*** Opening Material for this exercise ***
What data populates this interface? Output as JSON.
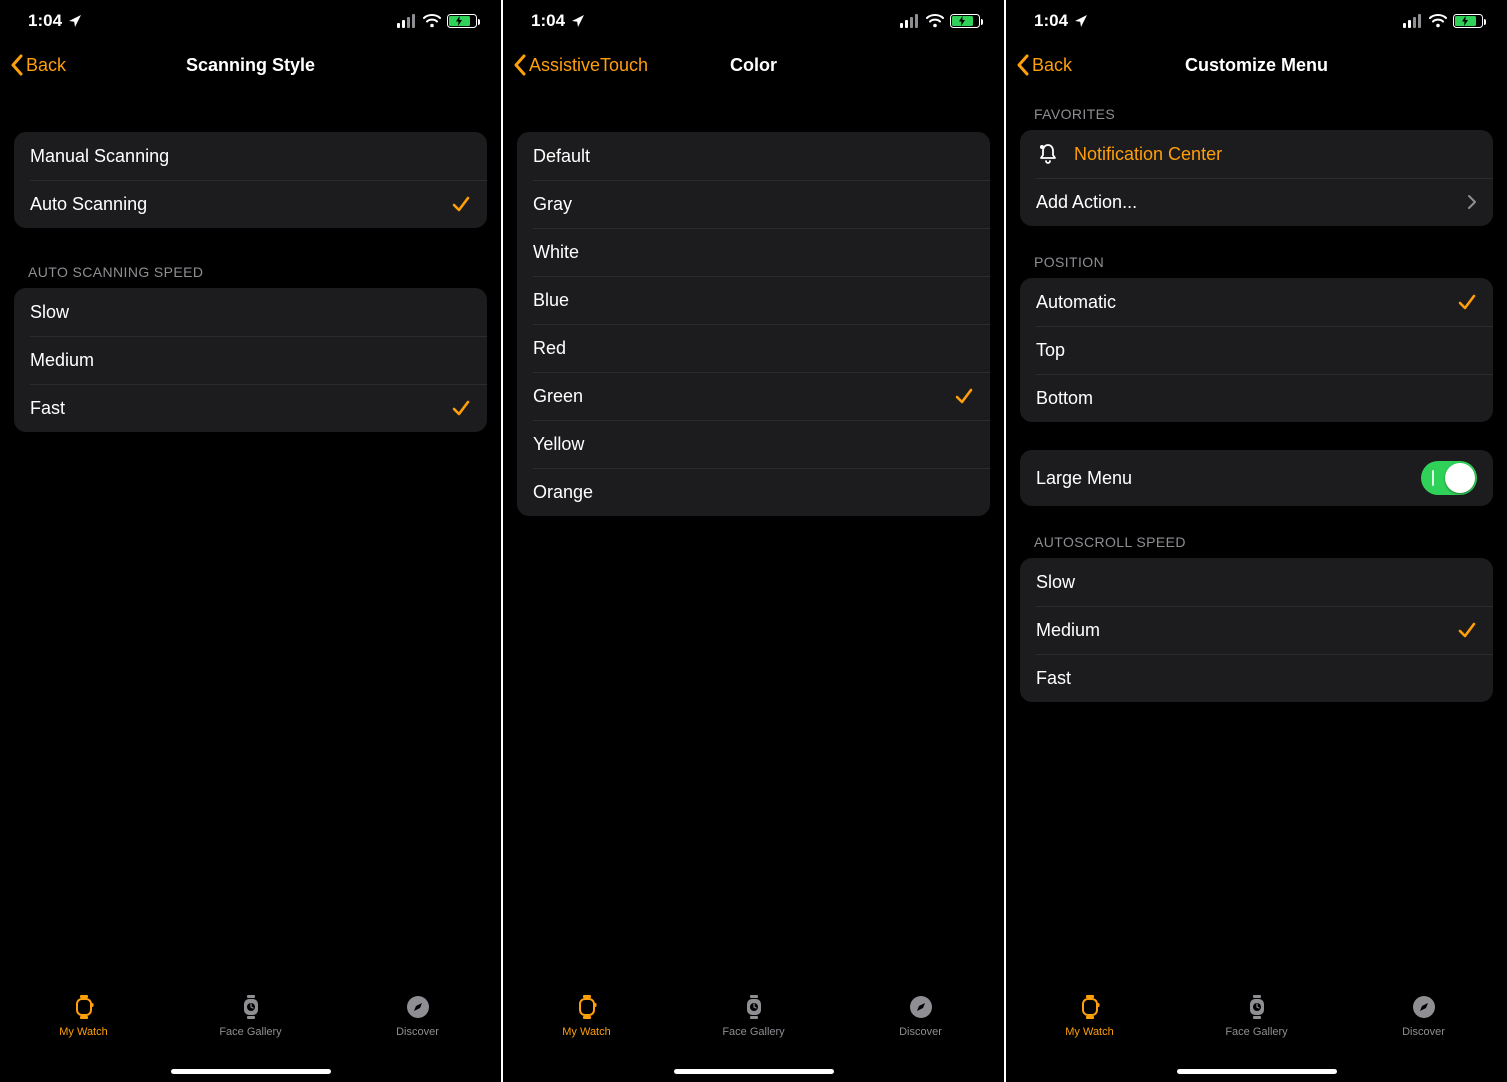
{
  "status": {
    "time": "1:04"
  },
  "tab_bar": {
    "my_watch": "My Watch",
    "face_gallery": "Face Gallery",
    "discover": "Discover"
  },
  "screen1": {
    "back_label": "Back",
    "title": "Scanning Style",
    "modes": [
      {
        "label": "Manual Scanning",
        "selected": false
      },
      {
        "label": "Auto Scanning",
        "selected": true
      }
    ],
    "speed_header": "AUTO SCANNING SPEED",
    "speeds": [
      {
        "label": "Slow",
        "selected": false
      },
      {
        "label": "Medium",
        "selected": false
      },
      {
        "label": "Fast",
        "selected": true
      }
    ]
  },
  "screen2": {
    "back_label": "AssistiveTouch",
    "title": "Color",
    "colors": [
      {
        "label": "Default",
        "selected": false
      },
      {
        "label": "Gray",
        "selected": false
      },
      {
        "label": "White",
        "selected": false
      },
      {
        "label": "Blue",
        "selected": false
      },
      {
        "label": "Red",
        "selected": false
      },
      {
        "label": "Green",
        "selected": true
      },
      {
        "label": "Yellow",
        "selected": false
      },
      {
        "label": "Orange",
        "selected": false
      }
    ]
  },
  "screen3": {
    "back_label": "Back",
    "title": "Customize Menu",
    "favorites_header": "FAVORITES",
    "favorites_item": "Notification Center",
    "add_action": "Add Action...",
    "position_header": "POSITION",
    "positions": [
      {
        "label": "Automatic",
        "selected": true
      },
      {
        "label": "Top",
        "selected": false
      },
      {
        "label": "Bottom",
        "selected": false
      }
    ],
    "large_menu_label": "Large Menu",
    "large_menu_on": true,
    "autoscroll_header": "AUTOSCROLL SPEED",
    "autoscroll": [
      {
        "label": "Slow",
        "selected": false
      },
      {
        "label": "Medium",
        "selected": true
      },
      {
        "label": "Fast",
        "selected": false
      }
    ]
  }
}
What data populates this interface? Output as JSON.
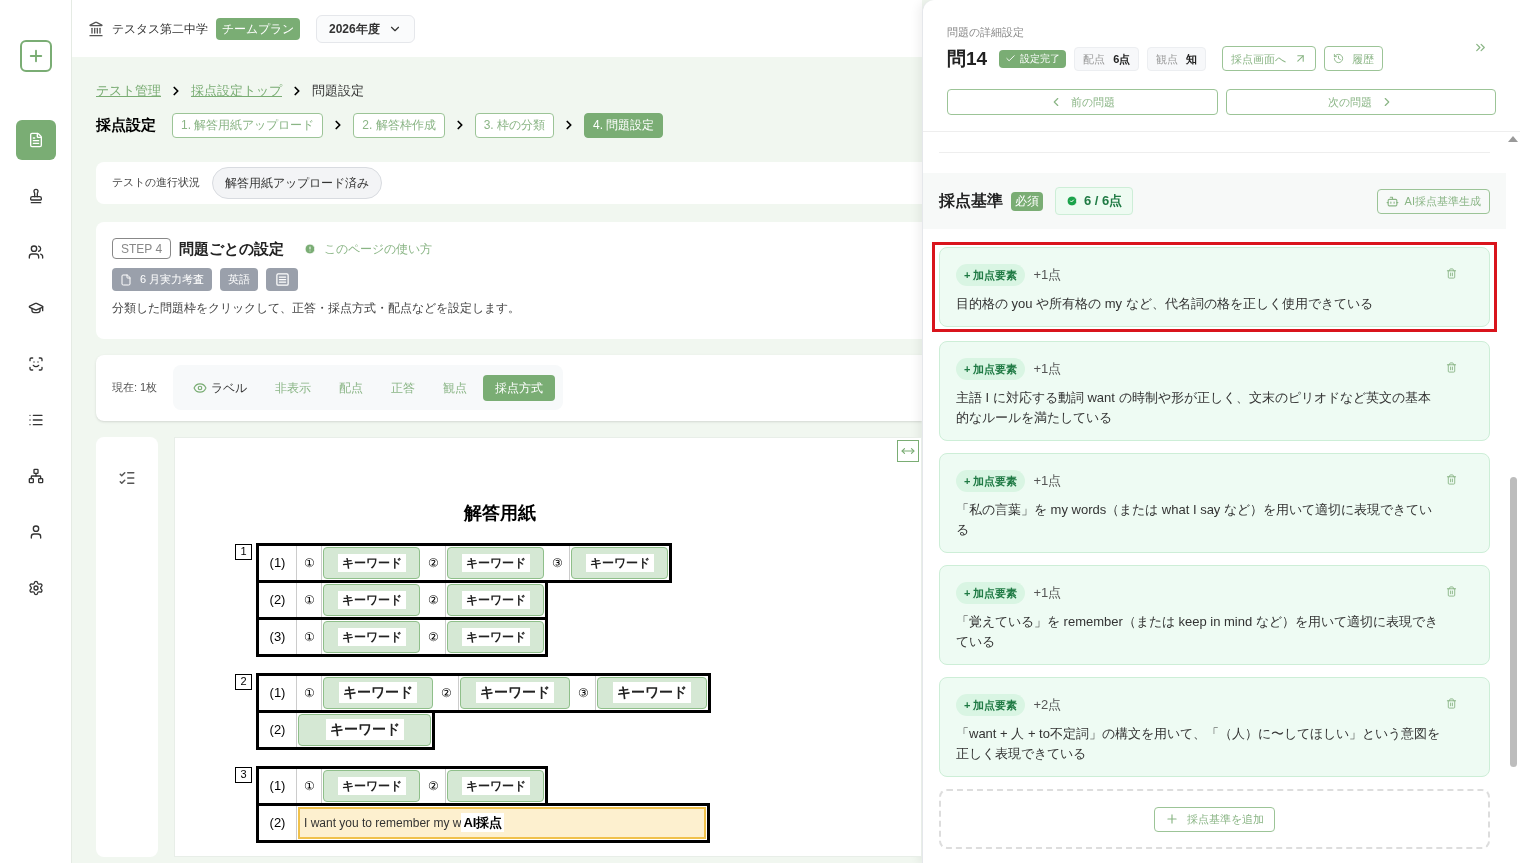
{
  "sidebar": {
    "items": [
      {
        "kind": "new",
        "selected": false
      },
      {
        "kind": "document",
        "selected": true
      },
      {
        "kind": "stamp",
        "selected": false
      },
      {
        "kind": "group",
        "selected": false
      },
      {
        "kind": "graduate",
        "selected": false
      },
      {
        "kind": "scan",
        "selected": false
      },
      {
        "kind": "list",
        "selected": false
      },
      {
        "kind": "hierarchy",
        "selected": false
      },
      {
        "kind": "user",
        "selected": false
      },
      {
        "kind": "settings",
        "selected": false
      }
    ]
  },
  "header": {
    "school": "テスタス第二中学",
    "plan": "チームプラン",
    "year": "2026年度"
  },
  "breadcrumb": [
    {
      "label": "テスト管理",
      "link": true
    },
    {
      "label": "採点設定トップ",
      "link": true
    },
    {
      "label": "問題設定",
      "link": false
    }
  ],
  "steps": {
    "title": "採点設定",
    "items": [
      {
        "label": "1. 解答用紙アップロード",
        "selected": false
      },
      {
        "label": "2. 解答枠作成",
        "selected": false
      },
      {
        "label": "3. 枠の分類",
        "selected": false
      },
      {
        "label": "4. 問題設定",
        "selected": true
      }
    ]
  },
  "progress": {
    "label": "テストの進行状況",
    "status": "解答用紙アップロード済み"
  },
  "step_card": {
    "step": "STEP 4",
    "title": "問題ごとの設定",
    "help": "このページの使い方",
    "tags": [
      "6 月実力考査",
      "英語"
    ],
    "description": "分類した問題枠をクリックして、正答・採点方式・配点などを設定します。"
  },
  "view_bar": {
    "current": "現在: 1枚",
    "items": [
      {
        "label": "ラベル",
        "kind": "toggle",
        "on": true
      },
      {
        "label": "非表示",
        "kind": "tab",
        "selected": false
      },
      {
        "label": "配点",
        "kind": "tab",
        "selected": false
      },
      {
        "label": "正答",
        "kind": "tab",
        "selected": false
      },
      {
        "label": "観点",
        "kind": "tab",
        "selected": false
      },
      {
        "label": "採点方式",
        "kind": "tab",
        "selected": true
      }
    ]
  },
  "sheet": {
    "title": "解答用紙",
    "sections": [
      {
        "number": "1",
        "rows": [
          {
            "label": "(1)",
            "items": [
              {
                "kind": "keyword",
                "marker": "①",
                "text": "キーワード"
              },
              {
                "kind": "keyword",
                "marker": "②",
                "text": "キーワード"
              },
              {
                "kind": "keyword",
                "marker": "③",
                "text": "キーワード"
              }
            ]
          },
          {
            "label": "(2)",
            "items": [
              {
                "kind": "keyword",
                "marker": "①",
                "text": "キーワード"
              },
              {
                "kind": "keyword",
                "marker": "②",
                "text": "キーワード"
              }
            ]
          },
          {
            "label": "(3)",
            "items": [
              {
                "kind": "keyword",
                "marker": "①",
                "text": "キーワード"
              },
              {
                "kind": "keyword",
                "marker": "②",
                "text": "キーワード"
              }
            ]
          }
        ]
      },
      {
        "number": "2",
        "rows": [
          {
            "label": "(1)",
            "items": [
              {
                "kind": "wide_keyword",
                "marker": "①",
                "text": "キーワード"
              },
              {
                "kind": "wide_keyword",
                "marker": "②",
                "text": "キーワード"
              },
              {
                "kind": "wide_keyword",
                "marker": "③",
                "text": "キーワード"
              }
            ]
          },
          {
            "label": "(2)",
            "items": [
              {
                "kind": "span_keyword",
                "text": "キーワード"
              }
            ]
          }
        ]
      },
      {
        "number": "3",
        "rows": [
          {
            "label": "(1)",
            "items": [
              {
                "kind": "keyword",
                "marker": "①",
                "text": "キーワード"
              },
              {
                "kind": "keyword",
                "marker": "②",
                "text": "キーワード"
              }
            ]
          },
          {
            "label": "(2)",
            "items": [
              {
                "kind": "answer",
                "text": "I want you to remember my w",
                "badge": "AI採点"
              }
            ]
          }
        ]
      }
    ]
  },
  "detail": {
    "caption": "問題の詳細設定",
    "question": "問14",
    "status": "設定完了",
    "chips": [
      {
        "label": "配点",
        "value": "6点"
      },
      {
        "label": "観点",
        "value": "知"
      }
    ],
    "open_grading": "採点画面へ",
    "history": "履歴",
    "prev": "前の問題",
    "next": "次の問題"
  },
  "criteria": {
    "title": "採点基準",
    "required": "必須",
    "total": "6 / 6点",
    "ai_button": "AI採点基準生成",
    "add": "採点基準を追加",
    "items": [
      {
        "tag": "+ 加点要素",
        "points": "+1点",
        "text": "目的格の you や所有格の my など、代名詞の格を正しく使用できている",
        "highlighted": true
      },
      {
        "tag": "+ 加点要素",
        "points": "+1点",
        "text": "主語 I に対応する動詞 want の時制や形が正しく、文末のピリオドなど英文の基本的なルールを満たしている",
        "highlighted": false
      },
      {
        "tag": "+ 加点要素",
        "points": "+1点",
        "text": "「私の言葉」を my words（または what I say など）を用いて適切に表現できている",
        "highlighted": false
      },
      {
        "tag": "+ 加点要素",
        "points": "+1点",
        "text": "「覚えている」を remember（または keep in mind など）を用いて適切に表現できている",
        "highlighted": false
      },
      {
        "tag": "+ 加点要素",
        "points": "+2点",
        "text": "「want + 人 + to不定詞」の構文を用いて、「（人）に〜してほしい」という意図を正しく表現できている",
        "highlighted": false
      }
    ]
  }
}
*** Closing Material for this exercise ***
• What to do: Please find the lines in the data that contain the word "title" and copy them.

• Completed exercise:
    "title": "Scanning Style",
    "title": "Color",
    "title": "Customize Menu",
    "title": "採点設定",
    "title": "問題ごとの設定",
    "title": "解答用紙",
    "title": "採点基準",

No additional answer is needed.